- _Data to process_:
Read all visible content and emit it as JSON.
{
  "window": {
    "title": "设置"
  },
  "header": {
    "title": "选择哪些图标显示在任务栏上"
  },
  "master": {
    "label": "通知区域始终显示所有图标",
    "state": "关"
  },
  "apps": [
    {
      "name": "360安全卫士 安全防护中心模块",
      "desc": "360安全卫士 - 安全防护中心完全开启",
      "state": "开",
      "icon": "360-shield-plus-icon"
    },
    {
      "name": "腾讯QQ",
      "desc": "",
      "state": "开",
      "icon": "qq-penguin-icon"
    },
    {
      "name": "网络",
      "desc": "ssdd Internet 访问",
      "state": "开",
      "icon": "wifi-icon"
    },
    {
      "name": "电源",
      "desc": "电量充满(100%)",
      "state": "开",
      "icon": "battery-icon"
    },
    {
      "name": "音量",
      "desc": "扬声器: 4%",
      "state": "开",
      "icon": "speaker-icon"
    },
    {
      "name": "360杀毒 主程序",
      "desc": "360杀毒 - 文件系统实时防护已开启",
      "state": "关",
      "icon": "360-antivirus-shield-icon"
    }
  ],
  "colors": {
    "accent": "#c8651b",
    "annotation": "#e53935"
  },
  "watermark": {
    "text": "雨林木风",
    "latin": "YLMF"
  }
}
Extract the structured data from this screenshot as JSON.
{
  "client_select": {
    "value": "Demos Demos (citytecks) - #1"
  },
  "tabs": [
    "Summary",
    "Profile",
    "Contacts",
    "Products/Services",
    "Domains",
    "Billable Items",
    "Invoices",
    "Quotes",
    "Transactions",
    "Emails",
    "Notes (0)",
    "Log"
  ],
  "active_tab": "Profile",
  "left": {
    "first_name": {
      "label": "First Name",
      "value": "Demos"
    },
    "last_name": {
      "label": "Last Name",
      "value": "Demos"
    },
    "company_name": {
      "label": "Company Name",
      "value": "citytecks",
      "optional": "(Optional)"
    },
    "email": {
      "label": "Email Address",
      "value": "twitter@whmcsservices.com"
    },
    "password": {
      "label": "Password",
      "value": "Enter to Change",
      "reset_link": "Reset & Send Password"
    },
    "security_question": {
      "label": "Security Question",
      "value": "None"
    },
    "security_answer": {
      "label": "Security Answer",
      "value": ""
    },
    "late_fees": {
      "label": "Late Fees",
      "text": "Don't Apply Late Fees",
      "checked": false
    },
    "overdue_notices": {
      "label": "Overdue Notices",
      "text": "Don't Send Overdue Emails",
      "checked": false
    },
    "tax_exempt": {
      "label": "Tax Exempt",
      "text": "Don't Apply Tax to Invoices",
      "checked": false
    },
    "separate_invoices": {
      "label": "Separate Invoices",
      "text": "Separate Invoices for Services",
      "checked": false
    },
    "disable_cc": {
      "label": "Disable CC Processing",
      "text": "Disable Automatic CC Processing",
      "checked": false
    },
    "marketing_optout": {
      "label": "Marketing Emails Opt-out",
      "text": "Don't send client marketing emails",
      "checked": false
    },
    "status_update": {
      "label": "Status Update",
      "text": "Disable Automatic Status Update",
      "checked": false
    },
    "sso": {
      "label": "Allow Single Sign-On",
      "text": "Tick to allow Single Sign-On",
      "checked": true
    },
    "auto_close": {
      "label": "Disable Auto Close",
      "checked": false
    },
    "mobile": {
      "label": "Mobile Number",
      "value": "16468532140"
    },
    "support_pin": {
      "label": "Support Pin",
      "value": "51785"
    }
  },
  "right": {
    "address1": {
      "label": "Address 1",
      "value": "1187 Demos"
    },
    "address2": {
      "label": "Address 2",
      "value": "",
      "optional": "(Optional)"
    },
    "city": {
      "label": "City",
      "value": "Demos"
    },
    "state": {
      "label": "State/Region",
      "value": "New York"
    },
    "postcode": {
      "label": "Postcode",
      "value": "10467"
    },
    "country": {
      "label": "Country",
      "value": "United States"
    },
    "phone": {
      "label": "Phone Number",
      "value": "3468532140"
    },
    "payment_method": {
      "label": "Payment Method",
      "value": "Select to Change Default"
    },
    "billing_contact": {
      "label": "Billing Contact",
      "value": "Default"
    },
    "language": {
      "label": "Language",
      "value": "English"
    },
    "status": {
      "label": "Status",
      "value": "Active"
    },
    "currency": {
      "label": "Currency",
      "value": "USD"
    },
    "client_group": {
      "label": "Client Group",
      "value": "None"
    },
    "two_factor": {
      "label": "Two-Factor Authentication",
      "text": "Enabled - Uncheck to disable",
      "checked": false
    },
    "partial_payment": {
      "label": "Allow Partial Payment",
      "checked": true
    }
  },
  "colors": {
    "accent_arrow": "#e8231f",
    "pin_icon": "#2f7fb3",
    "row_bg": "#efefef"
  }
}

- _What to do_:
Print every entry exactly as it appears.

- _Answer for this exercise_:
Read all visible content and emit it as JSON.
{
  "window": {
    "title": "设置"
  },
  "header": {
    "title": "选择哪些图标显示在任务栏上"
  },
  "master": {
    "label": "通知区域始终显示所有图标",
    "state": "关"
  },
  "apps": [
    {
      "name": "360安全卫士 安全防护中心模块",
      "desc": "360安全卫士 - 安全防护中心完全开启",
      "state": "开",
      "icon": "360-shield-plus-icon"
    },
    {
      "name": "腾讯QQ",
      "desc": "",
      "state": "开",
      "icon": "qq-penguin-icon"
    },
    {
      "name": "网络",
      "desc": "ssdd Internet 访问",
      "state": "开",
      "icon": "wifi-icon"
    },
    {
      "name": "电源",
      "desc": "电量充满(100%)",
      "state": "开",
      "icon": "battery-icon"
    },
    {
      "name": "音量",
      "desc": "扬声器: 4%",
      "state": "开",
      "icon": "speaker-icon"
    },
    {
      "name": "360杀毒 主程序",
      "desc": "360杀毒 - 文件系统实时防护已开启",
      "state": "关",
      "icon": "360-antivirus-shield-icon"
    }
  ],
  "colors": {
    "accent": "#c8651b",
    "annotation": "#e53935"
  },
  "watermark": {
    "text": "雨林木风",
    "latin": "YLMF"
  }
}
Extract the structured data from this screenshot as JSON.
{
  "client_select": {
    "value": "Demos Demos (citytecks) - #1"
  },
  "tabs": [
    "Summary",
    "Profile",
    "Contacts",
    "Products/Services",
    "Domains",
    "Billable Items",
    "Invoices",
    "Quotes",
    "Transactions",
    "Emails",
    "Notes (0)",
    "Log"
  ],
  "active_tab": "Profile",
  "left": {
    "first_name": {
      "label": "First Name",
      "value": "Demos"
    },
    "last_name": {
      "label": "Last Name",
      "value": "Demos"
    },
    "company_name": {
      "label": "Company Name",
      "value": "citytecks",
      "optional": "(Optional)"
    },
    "email": {
      "label": "Email Address",
      "value": "twitter@whmcsservices.com"
    },
    "password": {
      "label": "Password",
      "value": "Enter to Change",
      "reset_link": "Reset & Send Password"
    },
    "security_question": {
      "label": "Security Question",
      "value": "None"
    },
    "security_answer": {
      "label": "Security Answer",
      "value": ""
    },
    "late_fees": {
      "label": "Late Fees",
      "text": "Don't Apply Late Fees",
      "checked": false
    },
    "overdue_notices": {
      "label": "Overdue Notices",
      "text": "Don't Send Overdue Emails",
      "checked": false
    },
    "tax_exempt": {
      "label": "Tax Exempt",
      "text": "Don't Apply Tax to Invoices",
      "checked": false
    },
    "separate_invoices": {
      "label": "Separate Invoices",
      "text": "Separate Invoices for Services",
      "checked": false
    },
    "disable_cc": {
      "label": "Disable CC Processing",
      "text": "Disable Automatic CC Processing",
      "checked": false
    },
    "marketing_optout": {
      "label": "Marketing Emails Opt-out",
      "text": "Don't send client marketing emails",
      "checked": false
    },
    "status_update": {
      "label": "Status Update",
      "text": "Disable Automatic Status Update",
      "checked": false
    },
    "sso": {
      "label": "Allow Single Sign-On",
      "text": "Tick to allow Single Sign-On",
      "checked": true
    },
    "auto_close": {
      "label": "Disable Auto Close",
      "checked": false
    },
    "mobile": {
      "label": "Mobile Number",
      "value": "16468532140"
    },
    "support_pin": {
      "label": "Support Pin",
      "value": "51785"
    }
  },
  "right": {
    "address1": {
      "label": "Address 1",
      "value": "1187 Demos"
    },
    "address2": {
      "label": "Address 2",
      "value": "",
      "optional": "(Optional)"
    },
    "city": {
      "label": "City",
      "value": "Demos"
    },
    "state": {
      "label": "State/Region",
      "value": "New York"
    },
    "postcode": {
      "label": "Postcode",
      "value": "10467"
    },
    "country": {
      "label": "Country",
      "value": "United States"
    },
    "phone": {
      "label": "Phone Number",
      "value": "3468532140"
    },
    "payment_method": {
      "label": "Payment Method",
      "value": "Select to Change Default"
    },
    "billing_contact": {
      "label": "Billing Contact",
      "value": "Default"
    },
    "language": {
      "label": "Language",
      "value": "English"
    },
    "status": {
      "label": "Status",
      "value": "Active"
    },
    "currency": {
      "label": "Currency",
      "value": "USD"
    },
    "client_group": {
      "label": "Client Group",
      "value": "None"
    },
    "two_factor": {
      "label": "Two-Factor Authentication",
      "text": "Enabled - Uncheck to disable",
      "checked": false
    },
    "partial_payment": {
      "label": "Allow Partial Payment",
      "checked": true
    }
  },
  "colors": {
    "accent_arrow": "#e8231f",
    "pin_icon": "#2f7fb3",
    "row_bg": "#efefef"
  }
}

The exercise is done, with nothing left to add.